* Work request
State only how many lines of the records contain the string "paren".

### The input ###

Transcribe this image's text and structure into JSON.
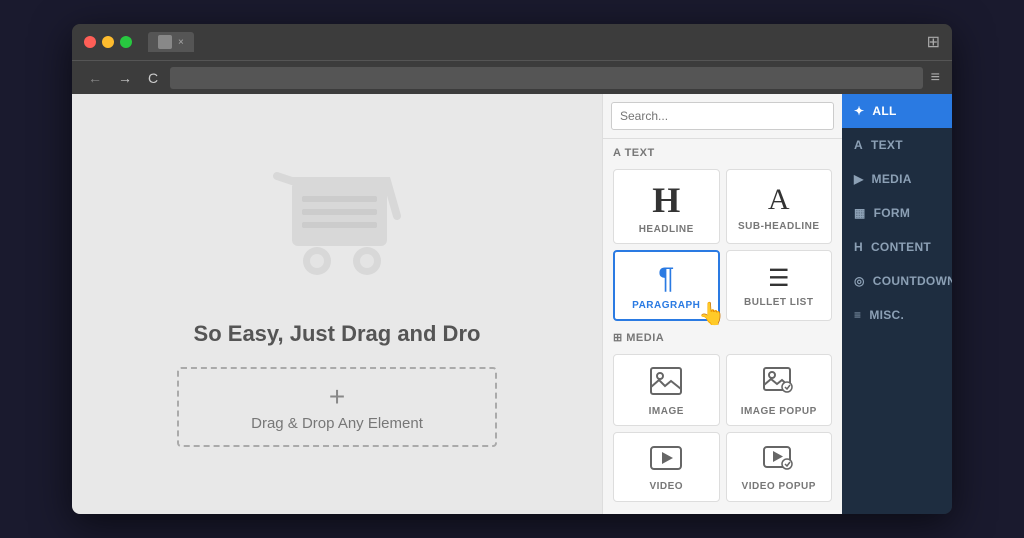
{
  "browser": {
    "traffic_lights": [
      "red",
      "yellow",
      "green"
    ],
    "tab_label": "",
    "close_label": "×",
    "url": "",
    "hamburger": "≡",
    "nav_back": "←",
    "nav_forward": "→",
    "nav_refresh": "C"
  },
  "canvas": {
    "headline_text": "So Easy, Just Drag and Dro",
    "drop_zone_plus": "+",
    "drop_zone_label": "Drag & Drop Any Element"
  },
  "element_panel": {
    "search_placeholder": "Search...",
    "text_section_label": "A  TEXT",
    "media_section_label": "⊞  MEDIA",
    "elements_text": [
      {
        "label": "HEADLINE",
        "icon": "H"
      },
      {
        "label": "SUB-HEADLINE",
        "icon": "A"
      },
      {
        "label": "PARAGRAPH",
        "icon": "¶",
        "active": true
      },
      {
        "label": "BULLET LIST",
        "icon": "≡"
      }
    ],
    "elements_media": [
      {
        "label": "IMAGE",
        "icon": "🖼"
      },
      {
        "label": "IMAGE POPUP",
        "icon": "🔍"
      },
      {
        "label": "VIDEO",
        "icon": "▶"
      },
      {
        "label": "VIDEO POPUP",
        "icon": "▶"
      }
    ]
  },
  "sidebar": {
    "items": [
      {
        "label": "ALL",
        "icon": "✦",
        "active": true
      },
      {
        "label": "TEXT",
        "icon": "A"
      },
      {
        "label": "MEDIA",
        "icon": "▶"
      },
      {
        "label": "FORM",
        "icon": "▦"
      },
      {
        "label": "CONTENT",
        "icon": "H"
      },
      {
        "label": "COUNTDOWN",
        "icon": "◎"
      },
      {
        "label": "MISC.",
        "icon": "≡"
      }
    ]
  }
}
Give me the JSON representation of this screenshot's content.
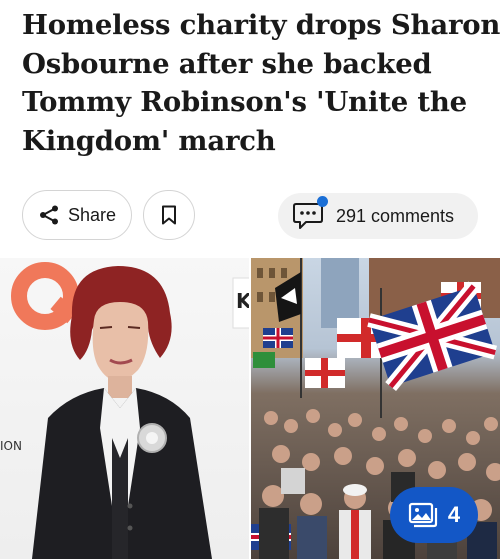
{
  "article": {
    "headline_lines": [
      "Homeless charity drops Sharon",
      "Osbourne after she backed",
      "Tommy Robinson's 'Unite the",
      "Kingdom' march"
    ]
  },
  "actions": {
    "share_label": "Share",
    "comments_label": "291 comments"
  },
  "gallery": {
    "count": "4",
    "left_photo_fragment": "ION",
    "logo_letter": "K"
  },
  "icons": {
    "share": "share-icon",
    "bookmark": "bookmark-icon",
    "comments": "comment-bubble-icon",
    "gallery": "gallery-icon"
  },
  "colors": {
    "accent_blue": "#1357c6",
    "notification_dot": "#1b6fd6"
  }
}
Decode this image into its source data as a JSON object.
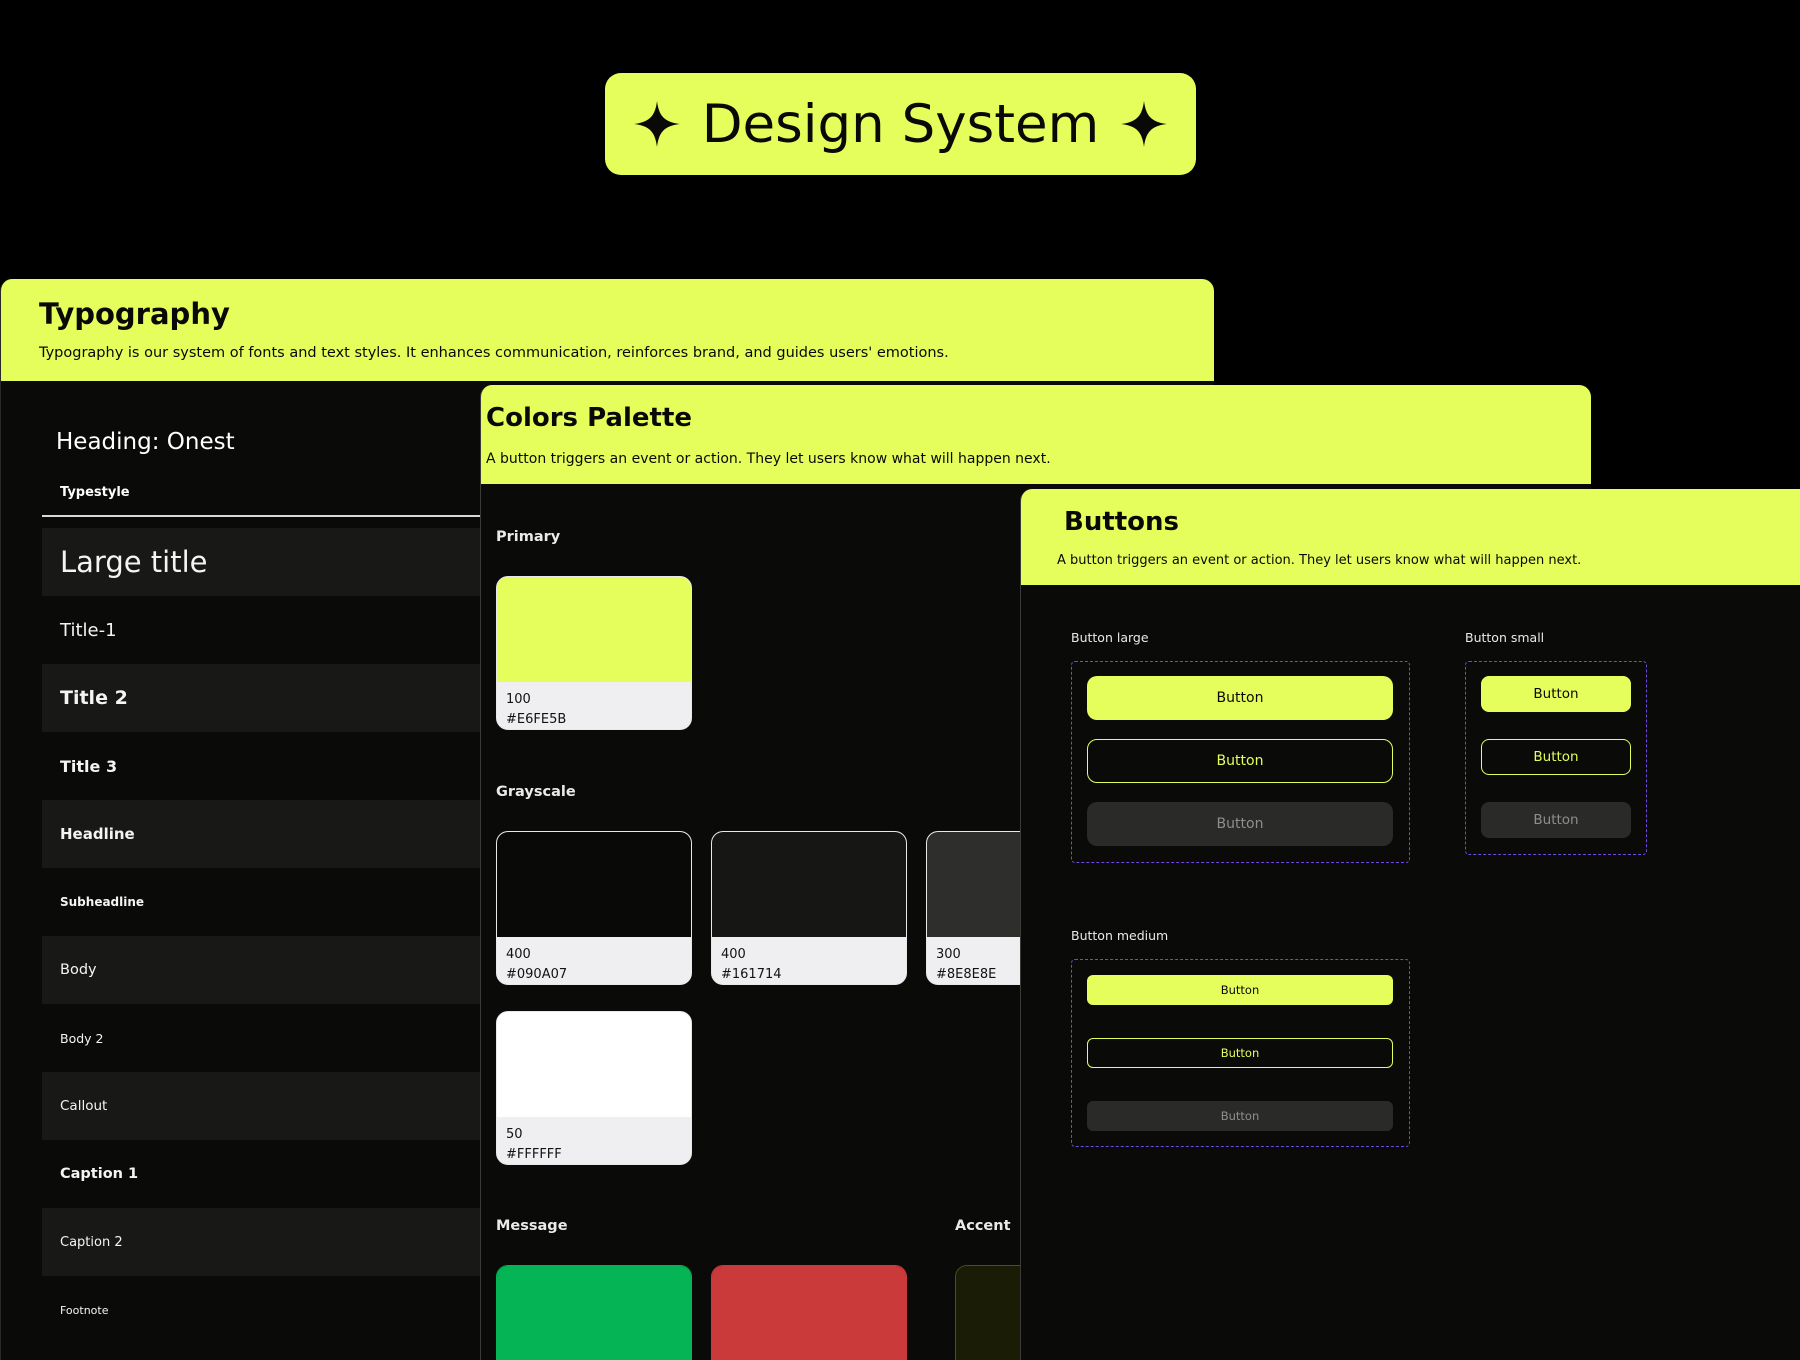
{
  "hero": {
    "title": "Design System",
    "star_icon": "four-point-star-icon"
  },
  "colors_theme": {
    "accent": "#E6FE5B",
    "background": "#090A07",
    "panel": "#0A0A09",
    "dashed_outline": "#6E4ADF"
  },
  "typography": {
    "title": "Typography",
    "description": "Typography is our system of fonts and text styles. It enhances communication, reinforces brand, and guides users' emotions.",
    "heading": "Heading: Onest",
    "column_header": "Typestyle",
    "rows": [
      "Large title",
      "Title-1",
      "Title 2",
      "Title 3",
      "Headline",
      "Subheadline",
      "Body",
      "Body 2",
      "Callout",
      "Caption 1",
      "Caption 2",
      "Footnote"
    ]
  },
  "palette": {
    "title": "Colors Palette",
    "description": "A button triggers an event or action. They let users know what will happen next.",
    "primary_label": "Primary",
    "grayscale_label": "Grayscale",
    "message_label": "Message",
    "accent_label": "Accent",
    "primary": [
      {
        "weight": "100",
        "hex": "#E6FE5B"
      }
    ],
    "grayscale": [
      {
        "weight": "400",
        "hex": "#090A07"
      },
      {
        "weight": "400",
        "hex": "#161714"
      },
      {
        "weight": "300",
        "hex": "#8E8E8E"
      },
      {
        "weight": "50",
        "hex": "#FFFFFF"
      }
    ],
    "message_colors": [
      "#05B454",
      "#CB3A3A"
    ],
    "accent_color": "#1A1C05"
  },
  "buttons": {
    "title": "Buttons",
    "description": "A button triggers an event or action. They let users know what will happen next.",
    "large_label": "Button large",
    "small_label": "Button small",
    "medium_label": "Button medium",
    "button_text": "Button"
  }
}
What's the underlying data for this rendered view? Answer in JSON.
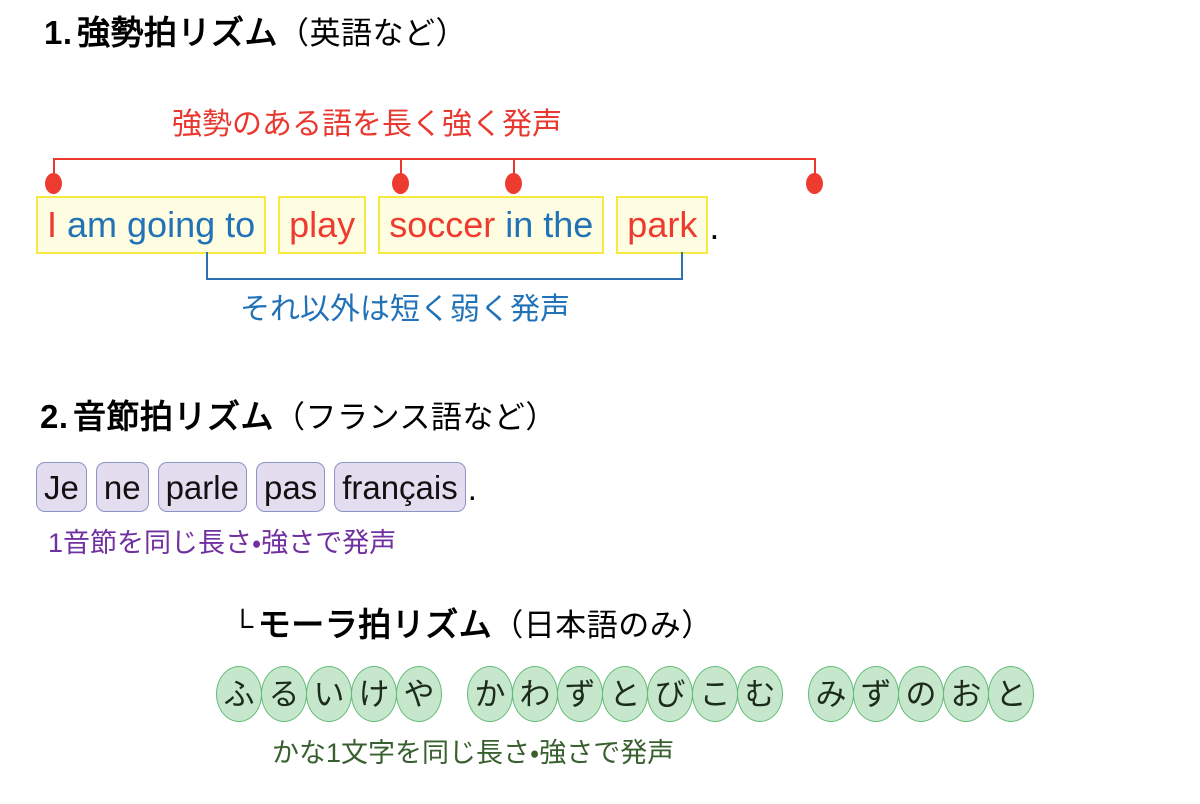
{
  "sections": {
    "stress": {
      "heading": {
        "number": "1.",
        "title": "強勢拍リズム",
        "paren": "（英語など）"
      },
      "top_note": "強勢のある語を長く強く発声",
      "bottom_note": "それ以外は短く弱く発声",
      "note_colors": {
        "stressed": "#e8382f",
        "weak": "#2272b8"
      },
      "box_style": {
        "fill": "#fefce1",
        "border": "#f7e93f"
      },
      "phrase_boxes": [
        {
          "words": [
            {
              "text": "I",
              "emphasis": "stressed"
            },
            {
              "text": "am going to",
              "emphasis": "weak"
            }
          ]
        },
        {
          "words": [
            {
              "text": "play",
              "emphasis": "stressed"
            }
          ]
        },
        {
          "words": [
            {
              "text": "soccer",
              "emphasis": "stressed"
            },
            {
              "text": "in the",
              "emphasis": "weak"
            }
          ]
        },
        {
          "words": [
            {
              "text": "park",
              "emphasis": "stressed"
            }
          ]
        }
      ],
      "terminal_punctuation": "."
    },
    "syllable": {
      "heading": {
        "number": "2.",
        "title": "音節拍リズム",
        "paren": "（フランス語など）"
      },
      "note": "1音節を同じ長さ・強さで発声",
      "note_color": "#7030a0",
      "box_style": {
        "fill": "#e4dcef",
        "border": "#8b96c5"
      },
      "syllables": [
        "Je",
        "ne",
        "parle",
        "pas",
        "français"
      ],
      "terminal_punctuation": "."
    },
    "mora": {
      "heading": {
        "corner": "└",
        "title": "モーラ拍リズム",
        "paren": "（日本語のみ）"
      },
      "note": "かな1文字を同じ長さ・強さで発声",
      "note_color": "#38602f",
      "cell_style": {
        "fill": "#c6e7cb",
        "border": "#63bb78"
      },
      "groups": [
        [
          "ふ",
          "る",
          "い",
          "け",
          "や"
        ],
        [
          "か",
          "わ",
          "ず",
          "と",
          "び",
          "こ",
          "む"
        ],
        [
          "み",
          "ず",
          "の",
          "お",
          "と"
        ]
      ]
    }
  }
}
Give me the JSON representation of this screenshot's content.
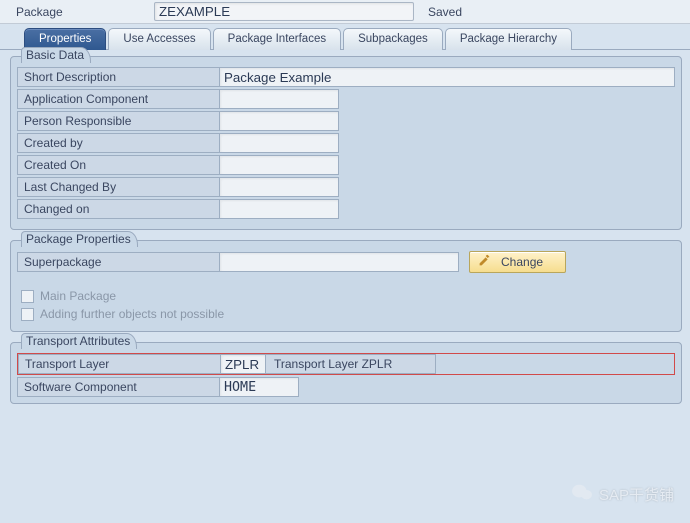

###

* Solved problem
3